Monica Duarte, her husband Nathaniel Peinado, and their two boys Ashton and Nathaniel all love the British TV series Dr. Who. They watch the shows, discuss the plots, and read the comics. So when Halloween came around back in 2013, they decided to all dress up as characters from the series. But back then the show wasn’t popular among many US viewers, and no one in their neighborhood knew who they were. Some even thought Ashton was dressed like Pee-wee Herman.
Then they heard about WonderCon, a comic book convention in Anaheim, California. On a lark, they decided to attend, and they wore their Dr. Who outfits.
“When we walked into the Anaheim Convention Center, everybody knew who we were,” Duarte tells Parentology. “Our costumes were instantly recognizable, and it was the first time we found a community of like-minded people.” Before that moment, the family had kept their pop-culture passions within their home. Now things were different. They’d found cosplay.
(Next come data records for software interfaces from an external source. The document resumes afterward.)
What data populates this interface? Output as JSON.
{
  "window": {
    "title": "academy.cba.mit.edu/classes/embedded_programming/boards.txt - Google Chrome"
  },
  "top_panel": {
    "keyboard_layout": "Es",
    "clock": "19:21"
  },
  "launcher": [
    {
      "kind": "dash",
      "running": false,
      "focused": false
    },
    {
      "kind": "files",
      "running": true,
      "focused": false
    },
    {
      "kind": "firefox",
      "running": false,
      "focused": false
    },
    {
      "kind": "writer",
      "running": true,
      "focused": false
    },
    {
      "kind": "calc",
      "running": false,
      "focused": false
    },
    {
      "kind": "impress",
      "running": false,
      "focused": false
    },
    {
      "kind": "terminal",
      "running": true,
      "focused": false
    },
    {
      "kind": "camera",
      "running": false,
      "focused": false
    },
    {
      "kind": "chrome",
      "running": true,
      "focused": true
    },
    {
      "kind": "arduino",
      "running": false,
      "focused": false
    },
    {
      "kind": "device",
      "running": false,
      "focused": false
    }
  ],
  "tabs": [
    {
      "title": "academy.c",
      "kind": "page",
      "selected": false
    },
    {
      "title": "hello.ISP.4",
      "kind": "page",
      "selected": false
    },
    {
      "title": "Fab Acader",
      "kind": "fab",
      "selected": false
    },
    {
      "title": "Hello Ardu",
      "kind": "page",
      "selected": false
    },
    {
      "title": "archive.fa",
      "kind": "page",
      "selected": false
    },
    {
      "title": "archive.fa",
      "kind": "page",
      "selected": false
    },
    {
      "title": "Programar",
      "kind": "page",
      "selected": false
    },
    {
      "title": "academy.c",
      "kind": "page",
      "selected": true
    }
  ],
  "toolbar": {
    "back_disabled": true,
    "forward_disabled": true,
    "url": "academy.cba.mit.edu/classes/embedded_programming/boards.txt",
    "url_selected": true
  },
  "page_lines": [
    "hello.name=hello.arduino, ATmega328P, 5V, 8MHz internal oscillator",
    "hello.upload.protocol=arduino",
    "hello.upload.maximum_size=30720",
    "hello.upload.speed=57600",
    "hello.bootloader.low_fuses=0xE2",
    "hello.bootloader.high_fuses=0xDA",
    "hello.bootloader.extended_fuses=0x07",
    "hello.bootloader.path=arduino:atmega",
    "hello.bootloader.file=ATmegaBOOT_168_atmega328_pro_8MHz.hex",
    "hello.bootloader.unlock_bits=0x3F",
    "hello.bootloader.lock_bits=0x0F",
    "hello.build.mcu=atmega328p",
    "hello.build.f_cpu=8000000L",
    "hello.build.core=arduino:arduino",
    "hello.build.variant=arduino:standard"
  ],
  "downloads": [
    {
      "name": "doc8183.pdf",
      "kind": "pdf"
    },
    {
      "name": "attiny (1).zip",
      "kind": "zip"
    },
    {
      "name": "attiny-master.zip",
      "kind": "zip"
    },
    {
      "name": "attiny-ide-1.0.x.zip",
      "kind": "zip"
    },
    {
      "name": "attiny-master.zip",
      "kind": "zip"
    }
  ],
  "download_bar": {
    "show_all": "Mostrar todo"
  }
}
The term “cosplay” is a mashup of the words “costume” and “play.” Cosplay is the act of dressing up as a character from a comic book, TV show or movie, video game, Japanese animated (anime) series, or any other inspiration. Outfits can range from a basic store-bought costume to elaborate art pieces that cosplayers spend hours designing and sewing.
“There are a thousand reasons why people cosplay, but I think at its core it’s about celebrating the shows and characters we love,” Duarte says. “Conventions offer a safe place for self-expression, [being around] people who love what you love, who understand what you’re doing, who get excited for you and cheer you on. That’s not something you find in everyday life.”
Much like the atmosphere characters at a Disney theme park, cosplayers become part of the rich tapestry that makes fan conventions exciting and fun. Attendees line up to take photos of cosplayers, and fan groups meet to show off their newest designs. In fact, entire conventions have now sprung up around cosplaying itself, and along with this increased popularity have come more cosplaying families — with parents who may not even be fans.
As San Diego Family magazine noted, when parents attend these conventions with their children, they get insight into the comics, shows, and movies their kids love. “But by far the most important benefit is that it shows your child that you’re taking an interest in them and the things that they’re passionate about. It’s a place where you can connect over a shared experience that’s unlike anything else in the world. Those are memories you can share for life.”
For Duarte and her family, some of their best friends — people they celebrate birthdays and holidays with — are other cosplaying families. But, ultimately, her love for the art comes down to her kids.
“As a mother, when I go to conventions, it’s just nice to see my kids in a place where they can unapologetically be themselves and be celebrated for it, and not teased or picked on,” Duarte says. “It’s a place where they get to see other people who love what they love, and it validates that in them. Seeing that is really, really rewarding.”
RELATED STORY: Cosplay Safety — What Parents Need to Know to Support Their Kids